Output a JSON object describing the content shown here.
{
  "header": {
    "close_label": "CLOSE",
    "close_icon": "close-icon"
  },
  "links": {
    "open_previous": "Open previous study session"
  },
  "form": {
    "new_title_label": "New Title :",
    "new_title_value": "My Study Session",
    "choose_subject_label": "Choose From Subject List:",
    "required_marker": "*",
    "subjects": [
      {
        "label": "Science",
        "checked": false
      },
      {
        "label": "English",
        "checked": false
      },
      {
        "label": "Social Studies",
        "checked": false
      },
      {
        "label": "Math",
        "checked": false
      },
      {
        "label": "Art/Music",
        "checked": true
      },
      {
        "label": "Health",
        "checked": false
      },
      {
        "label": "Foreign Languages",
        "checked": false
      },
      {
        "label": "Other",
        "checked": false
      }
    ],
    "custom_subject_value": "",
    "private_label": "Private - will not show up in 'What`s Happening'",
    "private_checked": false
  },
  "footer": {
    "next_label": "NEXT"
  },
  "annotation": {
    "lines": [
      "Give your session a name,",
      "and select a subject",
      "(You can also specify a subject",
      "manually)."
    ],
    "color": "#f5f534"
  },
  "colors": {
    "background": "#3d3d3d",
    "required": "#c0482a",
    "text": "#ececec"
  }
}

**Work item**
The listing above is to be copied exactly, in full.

**Answer section**
Output a JSON object describing the content shown here.
{
  "header": {
    "close_label": "CLOSE",
    "close_icon": "close-icon"
  },
  "links": {
    "open_previous": "Open previous study session"
  },
  "form": {
    "new_title_label": "New Title :",
    "new_title_value": "My Study Session",
    "choose_subject_label": "Choose From Subject List:",
    "required_marker": "*",
    "subjects": [
      {
        "label": "Science",
        "checked": false
      },
      {
        "label": "English",
        "checked": false
      },
      {
        "label": "Social Studies",
        "checked": false
      },
      {
        "label": "Math",
        "checked": false
      },
      {
        "label": "Art/Music",
        "checked": true
      },
      {
        "label": "Health",
        "checked": false
      },
      {
        "label": "Foreign Languages",
        "checked": false
      },
      {
        "label": "Other",
        "checked": false
      }
    ],
    "custom_subject_value": "",
    "private_label": "Private - will not show up in 'What`s Happening'",
    "private_checked": false
  },
  "footer": {
    "next_label": "NEXT"
  },
  "annotation": {
    "lines": [
      "Give your session a name,",
      "and select a subject",
      "(You can also specify a subject",
      "manually)."
    ],
    "color": "#f5f534"
  },
  "colors": {
    "background": "#3d3d3d",
    "required": "#c0482a",
    "text": "#ececec"
  }
}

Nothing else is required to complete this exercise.